Leadership in times of uncertainty
Les McPhearson, Dean Health Plan President
Since the start of the COVID-19 pandemic, our lives and businesses are going through an unprecedented time and experiencing extraordinary challenges. With record unemployment, the tragic loss of many lives and civil unrest now is a challenging time to be a leader. It is also an extremely important time to be a leader – in your community, at your business and for your family.
Over the past two months, as a business leader, you’ve probably taken many important steps to determine what your and businesses' future may look like. You’ve decided what steps need to be taken to preserve as much capital as possible. You’ve been communicating with your employees, customers and communities. You’ve also probably assessed what re-opening your business will look like – health protocols, social distancing, working remotely and more.
In times of great adversity, business leaders should also revisit the fundamentals of their business. Each economic downturn is unique, however now is a good time to position your business, engage your stakeholders and plan for the future.
First, get back to basics and think about your mission and your vision. Should they remain the same? Make sure they are aligned not only within your organization, but what you see as the world moves forward in a new way. Think about who you serve and how you serve them. Can you serve your customers and employees in the same way as before? If not how do you need to change? Think about what is important to every team in your business and think about how to measure success moving forward.
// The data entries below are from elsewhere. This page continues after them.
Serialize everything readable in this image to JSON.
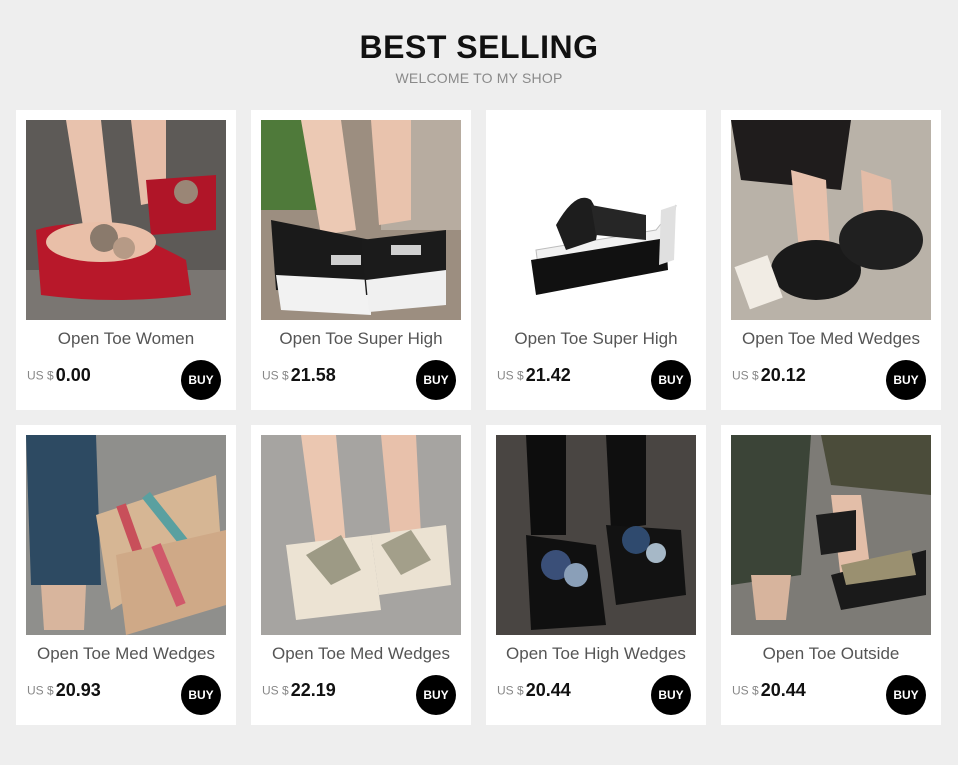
{
  "header": {
    "title": "BEST SELLING",
    "subtitle": "WELCOME TO MY SHOP"
  },
  "products": [
    {
      "name": "Open Toe Women",
      "currency": "US $",
      "price": "0.00",
      "buy": "BUY",
      "image": "red-platform-flower-flip-flop-photo"
    },
    {
      "name": "Open Toe Super High",
      "currency": "US $",
      "price": "21.58",
      "buy": "BUY",
      "image": "black-white-wedge-slipper-photo"
    },
    {
      "name": "Open Toe Super High",
      "currency": "US $",
      "price": "21.42",
      "buy": "BUY",
      "image": "black-wedge-flip-flop-photo"
    },
    {
      "name": "Open Toe Med Wedges",
      "currency": "US $",
      "price": "20.12",
      "buy": "BUY",
      "image": "black-fur-slipper-photo"
    },
    {
      "name": "Open Toe Med Wedges",
      "currency": "US $",
      "price": "20.93",
      "buy": "BUY",
      "image": "colorful-strap-flip-flop-photo"
    },
    {
      "name": "Open Toe Med Wedges",
      "currency": "US $",
      "price": "22.19",
      "buy": "BUY",
      "image": "beige-bow-slipper-photo"
    },
    {
      "name": "Open Toe High Wedges",
      "currency": "US $",
      "price": "20.44",
      "buy": "BUY",
      "image": "black-flower-platform-slipper-photo"
    },
    {
      "name": "Open Toe Outside",
      "currency": "US $",
      "price": "20.44",
      "buy": "BUY",
      "image": "glitter-platform-flip-flop-photo"
    }
  ],
  "colors": {
    "background": "#eeeeee",
    "card": "#ffffff",
    "buy_button": "#000000",
    "title": "#111111",
    "subtitle": "#8a8a8a"
  }
}
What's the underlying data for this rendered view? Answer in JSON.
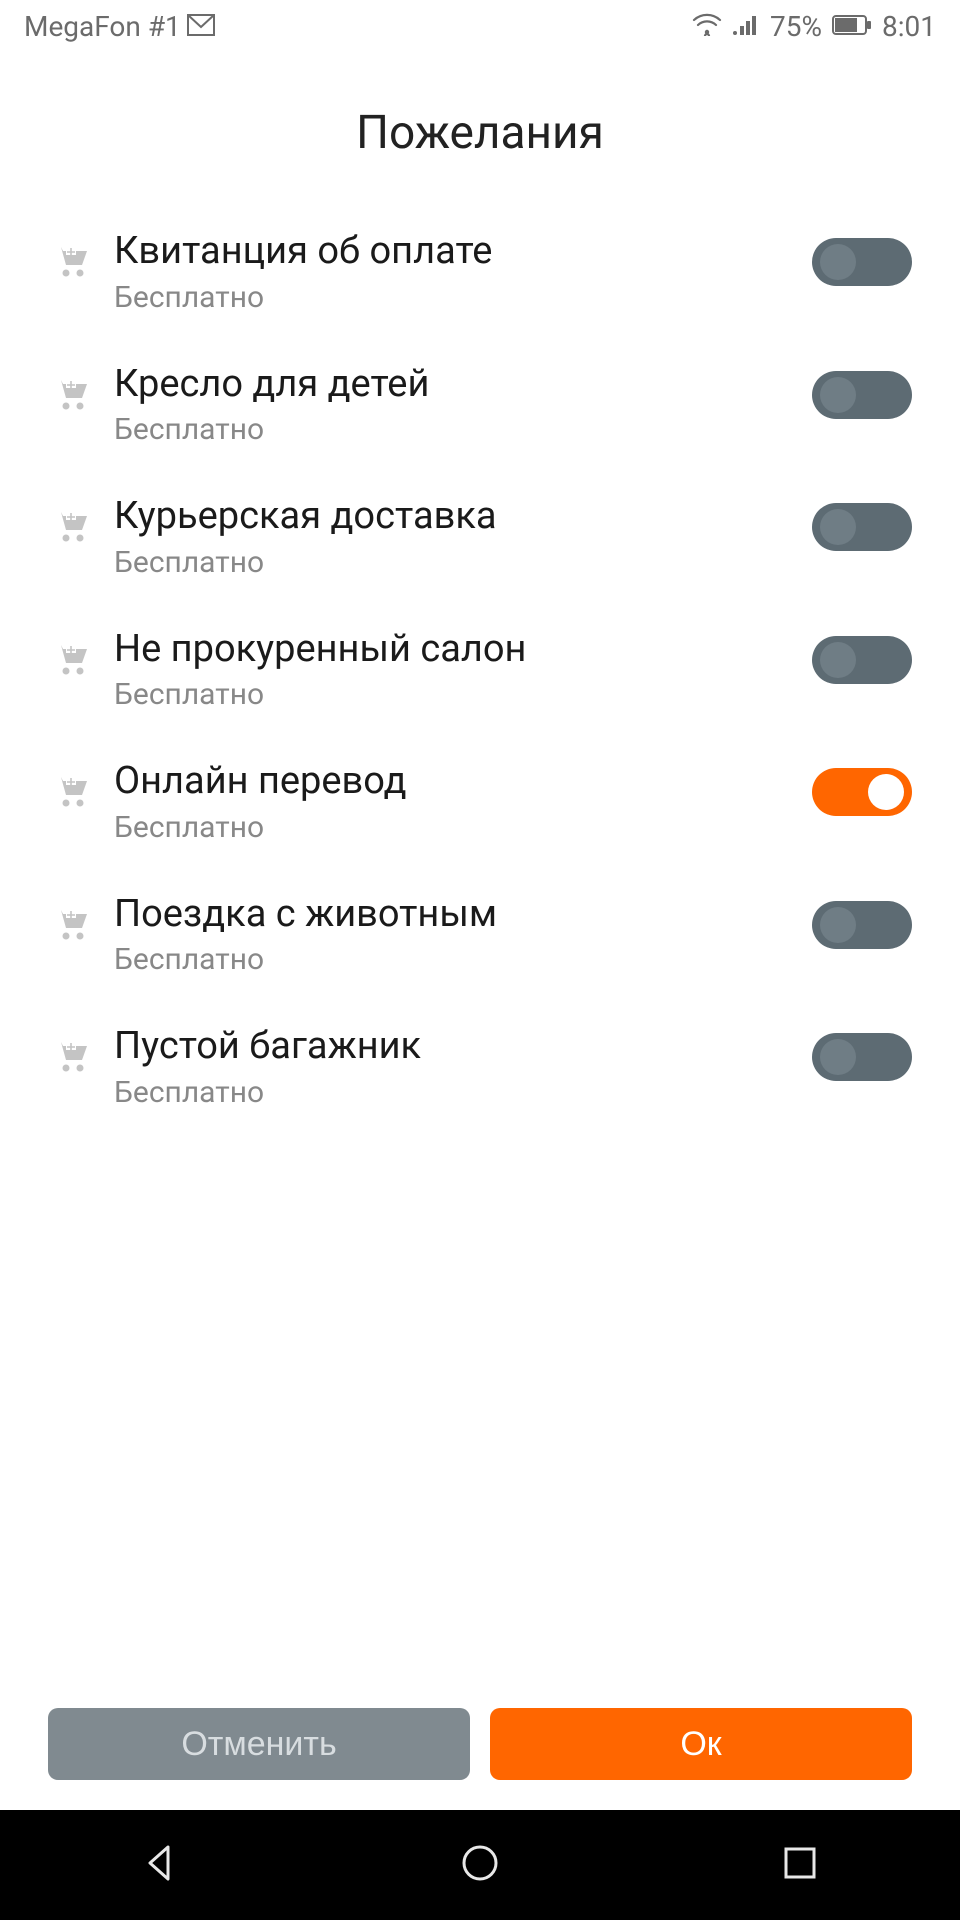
{
  "status": {
    "carrier": "MegaFon #1",
    "battery": "75%",
    "time": "8:01"
  },
  "title": "Пожелания",
  "free_label": "Бесплатно",
  "items": [
    {
      "label": "Квитанция об оплате",
      "on": false
    },
    {
      "label": "Кресло для детей",
      "on": false
    },
    {
      "label": "Курьерская доставка",
      "on": false
    },
    {
      "label": "Не прокуренный салон",
      "on": false
    },
    {
      "label": "Онлайн перевод",
      "on": true
    },
    {
      "label": "Поездка с животным",
      "on": false
    },
    {
      "label": "Пустой багажник",
      "on": false
    }
  ],
  "buttons": {
    "cancel": "Отменить",
    "ok": "Ок"
  }
}
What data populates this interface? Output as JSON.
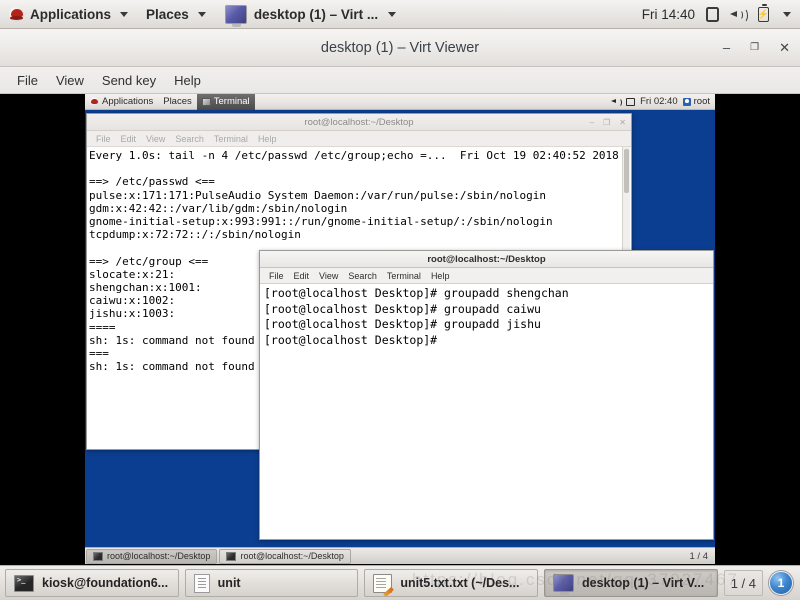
{
  "host_panel": {
    "applications": "Applications",
    "places": "Places",
    "window_title": "desktop (1) – Virt ...",
    "clock": "Fri 14:40",
    "icons": [
      "hat-icon",
      "chevron-down-icon",
      "display-icon",
      "network-icon",
      "volume-icon",
      "battery-icon"
    ]
  },
  "virt_viewer": {
    "title": "desktop (1) – Virt Viewer",
    "buttons": {
      "minimize": "–",
      "maximize": "❐",
      "close": "✕"
    },
    "menu": [
      "File",
      "View",
      "Send key",
      "Help"
    ]
  },
  "guest_panel": {
    "applications": "Applications",
    "places": "Places",
    "task": "Terminal",
    "clock": "Fri 02:40",
    "user": "root"
  },
  "bg_terminal": {
    "title": "root@localhost:~/Desktop",
    "menu": [
      "File",
      "Edit",
      "View",
      "Search",
      "Terminal",
      "Help"
    ],
    "lines": [
      "Every 1.0s: tail -n 4 /etc/passwd /etc/group;echo =...  Fri Oct 19 02:40:52 2018",
      "",
      "==> /etc/passwd <==",
      "pulse:x:171:171:PulseAudio System Daemon:/var/run/pulse:/sbin/nologin",
      "gdm:x:42:42::/var/lib/gdm:/sbin/nologin",
      "gnome-initial-setup:x:993:991::/run/gnome-initial-setup/:/sbin/nologin",
      "tcpdump:x:72:72::/:/sbin/nologin",
      "",
      "==> /etc/group <==",
      "slocate:x:21:",
      "shengchan:x:1001:",
      "caiwu:x:1002:",
      "jishu:x:1003:",
      "====",
      "sh: 1s: command not found",
      "===",
      "sh: 1s: command not found"
    ]
  },
  "fg_terminal": {
    "title": "root@localhost:~/Desktop",
    "menu": [
      "File",
      "Edit",
      "View",
      "Search",
      "Terminal",
      "Help"
    ],
    "lines": [
      "[root@localhost Desktop]# groupadd shengchan",
      "[root@localhost Desktop]# groupadd caiwu",
      "[root@localhost Desktop]# groupadd jishu",
      "[root@localhost Desktop]#"
    ]
  },
  "guest_taskbar": {
    "items": [
      "root@localhost:~/Desktop",
      "root@localhost:~/Desktop"
    ],
    "workspace": "1 / 4"
  },
  "host_taskbar": {
    "items": [
      {
        "label": "kiosk@foundation6...",
        "icon": "terminal-icon",
        "active": false
      },
      {
        "label": "unit",
        "icon": "file-manager-icon",
        "active": false
      },
      {
        "label": "unit5.txt.txt (~/Des...",
        "icon": "text-editor-icon",
        "active": false
      },
      {
        "label": "desktop (1) – Virt V...",
        "icon": "virt-viewer-icon",
        "active": true
      }
    ],
    "workspace": "1 / 4",
    "badge": "1"
  },
  "watermark": "https://blog.csdn.net/qq_37027467",
  "colors": {
    "desktop_blue": "#0b3e90",
    "panel_grey": "#e4e1dd",
    "letterbox": "#000000"
  }
}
Next, engage your stakeholders and consistently communicate with your employees and customers. This is a time of great uncertainty not only for your business but for your employees and your community. While you are focusing on your business’ future, your employees are focusing on their families, homes and livelihoods.
Be transparent. Your stakeholders are looking for honesty in leadership. While times are uncertain now, the future can be bright, but only if you walk through this journey together. There needs to be a center point of communication and strength and that is you. By being open, honest and consistent, you create stability.
Work with your management teams to establish what short and long-term goals look like for employee engagement, office operations, customer service and other key areas.
Last, envision what the future might hold. As a business leader, you are focused on people and metrics. Daily you are focused on your business fundamentals. You’re inquiring if a product, a marketing effort or capital project’s metrics will be attained. You’re asking executives to predict the likelihood of success and if it will be delivered on time.
Your focus needs to be on what will happen and not only thinking about what has happened. Learn from this moment. Winston Churchill famously quoted George Santayana saying, “those who do not learn from history are doomed to repeat it”. Move forward and build a better tomorrow. As Zig Ziegler said, “when you focus on problems, you get more problems. When you focus on possibilities, you have more opportunities.”
Get back to basics, engage your stakeholders, be open and honest. Last look toward the future. Focus on opportunities and guide your business, employees and community toward success.
Source: Chief Executive Group, LLC